Many are reporting slower Russian sales and, in some cases, store closures as the Ukraine-Russia conflict drags on. Most have seen their share price fall since the start of the year.
Cold War-style tensions and escalating sanctions are slamming these companies, as American and European leaders blame Russian President Vladimir Putin for the unfolding crisis and violence in Ukraine.
Here are 10 of the highest profile, worst hit companies:
1.McDonald's: Russian officials and regulators have been cracking down on the restaurant chain. Officials shut a handful of popular McDonald's restaurants in Moscow this week, and state media report that Russia's consumer watchdog will be conducting checks on outlets as part of a food standards investigation.
Meanwhile, Wendy's was recently forced to exit Russia due to what it said was a change in management at its local partner Wenrus. Wendy's had been in Russia since 2011.
2. Coca-Cola: The drinks giant said this week that quarterly sales declined by about 5% in Russia, Ukraine and Belarus. Coca-Cola blamed "economic instability in the region," but global sales increased by 3%.
3. Carlsberg: The Danish brewer warned this week its annual results will be weaker than expected, as Russian demand dries up. Carlsberg believes that its sales in the Russian market fell by as much as 7% in the first six months of 2014 due an uncertain economic environment. Carlsberg beer is the most popular beer in Russia by a wide margin, but it has recently been losing market share that. The company's stock has fallen by 15% since the start of the year.
4. Adidas: In late July, the German sportswear company announced it was shutting stores and scaling back expansion plans in Russia. It said that "tensions in the region" had hurt consumer spending, and that the decline in the Russian ruble hurt profitability. Adidas slashed its 2014 earnings forecast by 20% to 30%, partly because of Russia. Shares have plunged by 37% since the start of 2014.
5. Volkswagen: The German automaker blamed an 8% drop in its Russia car sales during the first six months of the year on political tensions, and it said it believes its sales in the market fell by about 25% in July. Volkswagen shares are down 13% since the start of the year.
6. Ford: A weakening ruble and slower sales in Russia have hurt Ford's bottom line.
7. Renault: The French car maker has warned investors about a sharp slowdown in Russia and other emerging markets. Russia is Renault's third largest market in terms of sales.

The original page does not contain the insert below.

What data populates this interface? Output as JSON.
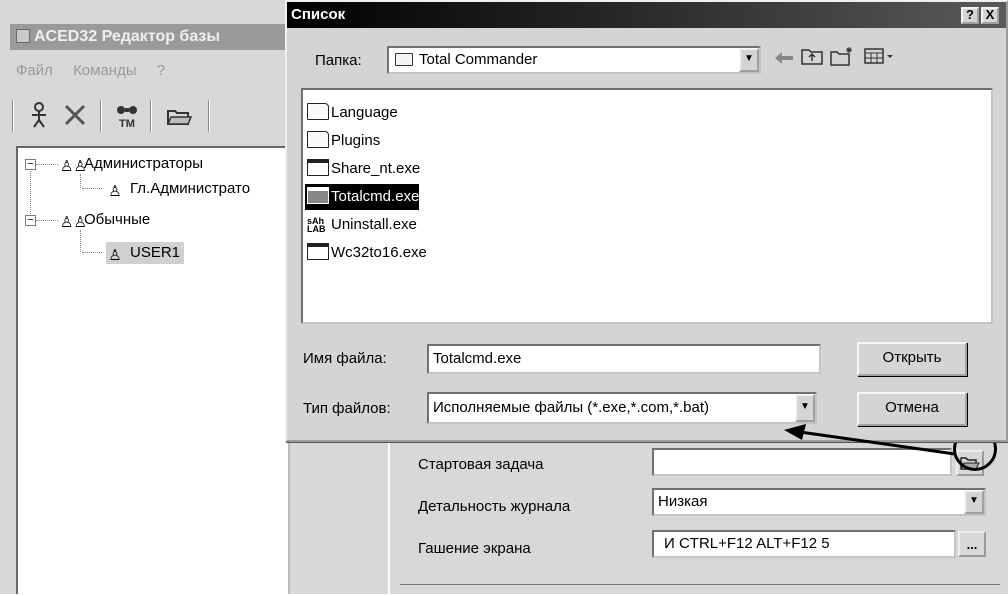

8. BP: The British oil giant BP owns a large stake in Rosneft, Russia's biggest oil company, and warned that unit will suffer from tougher U.S. sanctions. Investors are also worried about other energy companies, including Total and Exxon Mobil, which have significant ties with Russia.
9. Societe Generale: Profits at the French bank's Russian unit fell 36% in the second quarter.
10. Danone: The French food multinational said first-half results were hurt by a decline in the ruble, and that it was forced to hike prices for some products in Russia due to strong inflation.